King’s students build cultural bridges in summer exchange

September 17, 2015
Round Square

King’s Academy September 17, 2015 — The Round Square Office at King’s Academy set a new record for summer exchange this year when six students – triple the usual number – embarked on exciting adventures in South Africa, Australia and Peru this past summer.

Ramiz Kardan ’16 and Sari Samakie ’17 traveled to Johannesburg, where they stayed with the host families of delegates who attended the Round Square International Conference held at King’s last October. The boys attended classes at St Stithians College, presented talks on Jordan and the Middle East, and enjoyed an “authentic experience of the rainbow nation” when they visited sites including the Nelson Mandela National Museum, a game reserve housing a variety of stunning wildlife and a cheetah farm.
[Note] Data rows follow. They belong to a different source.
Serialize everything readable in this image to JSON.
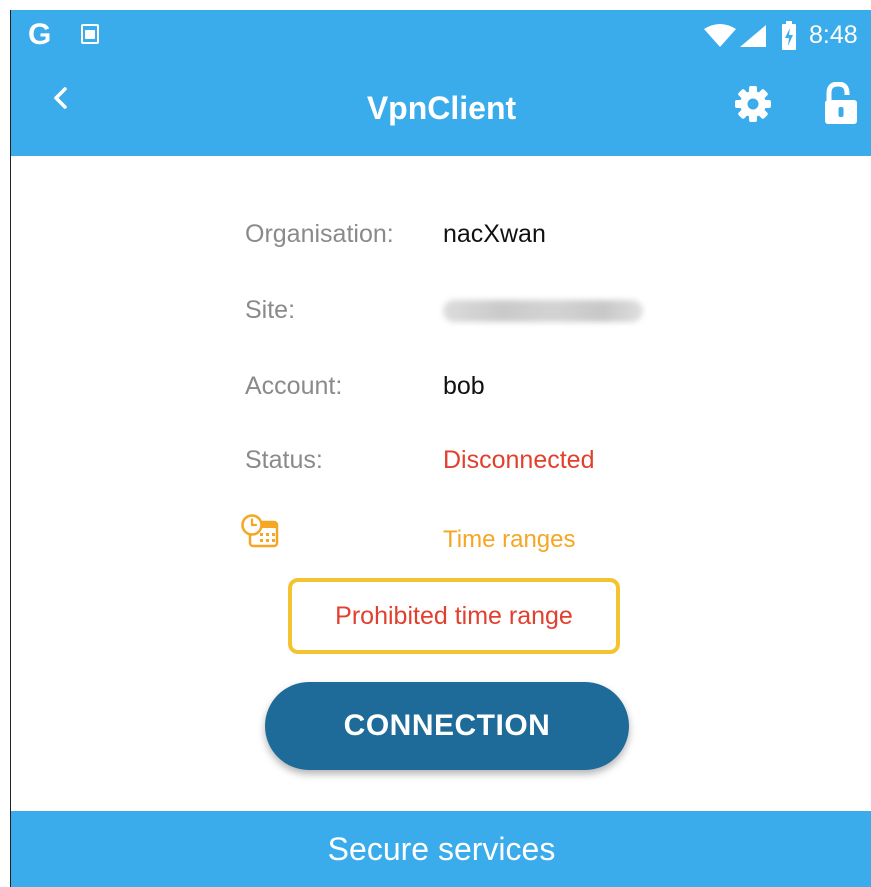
{
  "status_bar": {
    "time": "8:48",
    "left_icons": [
      "google-icon",
      "keyboard-app-icon"
    ],
    "right_icons": [
      "wifi-icon",
      "cell-signal-icon",
      "battery-charging-icon"
    ]
  },
  "appbar": {
    "title": "VpnClient",
    "background_color": "#3AACEB",
    "icons": [
      "back-icon",
      "gear-icon",
      "unlock-icon"
    ]
  },
  "details": {
    "organisation": {
      "label": "Organisation:",
      "value": "nacXwan"
    },
    "site": {
      "label": "Site:",
      "value_visible": "blurred"
    },
    "account": {
      "label": "Account:",
      "value": "bob"
    },
    "status": {
      "label": "Status:",
      "value": "Disconnected",
      "color": "#E2402E"
    }
  },
  "time_ranges": {
    "label": "Time ranges",
    "icon": "calendar-clock-icon",
    "color": "#F5A623"
  },
  "alert": {
    "text": "Prohibited time range",
    "border_color": "#F4C430",
    "text_color": "#E2402E"
  },
  "connect_button": {
    "label": "CONNECTION",
    "color": "#1E6B9A"
  },
  "footer": {
    "label": "Secure services"
  }
}
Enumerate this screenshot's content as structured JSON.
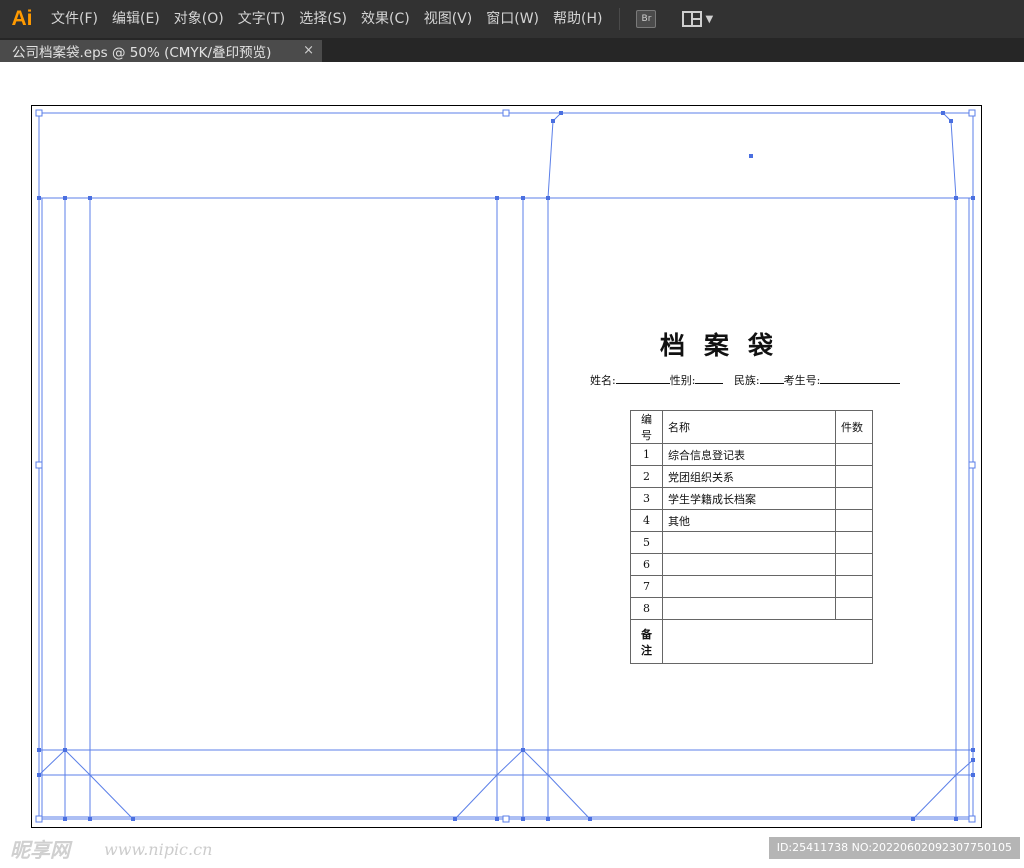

They also joined in the Youth Day festivities on June 16, an event that celebrates the liberation of South Africa from the apartheid regime.

“This trip showed me that diversity exists in all parts of the world,” said Kardan. “The exposure was incredible, and I feel like I discovered a new piece of myself that I never knew existed.”

Samakie also visited six different schools (among which were the Oprah Winfrey Leadership Academy for Girls, Dainfern College and St. Cyprian's School) to connect with his peers through open discussion and help shift the general perspective on the Middle East. 

“We’re ambassadors to King’s on these trips and I have to say it made me very proud of my King’s identity,” Samakie said. “It’s important to share knowledge and create dialogue but first you have to be the best version of yourself in order to start making a change.”

Tiamike Dudley ’17 described his multicultural exchange at Bridge House School in Cape Town as “fluid and dynamic,” an exciting new pace that proved – despite the various backgrounds and nationalities at the school – “everyone’s heart was beating at the same time, everyone was in rhythm with each other.”

A highlight for Dudley was visiting the infamous prison at Robben Island, the tour of which was given by a former inmate.

“It was incredible!” he said. “Going on this type of exchange made me see how big the world is but how small I can make it.”

Round SquareMohamad El-Dada ’17 and Feryal Saddedin ’17 travelled down under where they attended Ballarat Grammar School and St. Phillips College respectively. As with Kardan and Samakie, both students lived with the families of previous exchange students at King’s during their stays in Australia.

Faisal Alalami ’16 joined students from four different continents who opted to travel to Peru for one of Round Square’s annual International Service Projects (RSIS). The diverse group took on leadership roles as they ventured into the village of Yuncachimpa (in the Andes near the city of Cusco) to build guinea pig rearing stables.

Round SquareIn addition to bonding with their host families by sharing in their lifestyle, which included harvesting corn, they explored Peruvian food and culture, learned about the indigenous communities and their philosophy of life, went rock climbing and observed local customs. A visit to Machu Picchu was the “icing on the cake” for Alalami.

“You get to make friends from all over the world, you get to put yourself in other people’s shoes,” he said. “We all came to Peru for one purpose: to help other people out, to satisfy that human instinct of compassion that transcends race, nationality, religion. These trips allow people to embrace the very compassion that makes us human.”

Last updated
July 12, 2016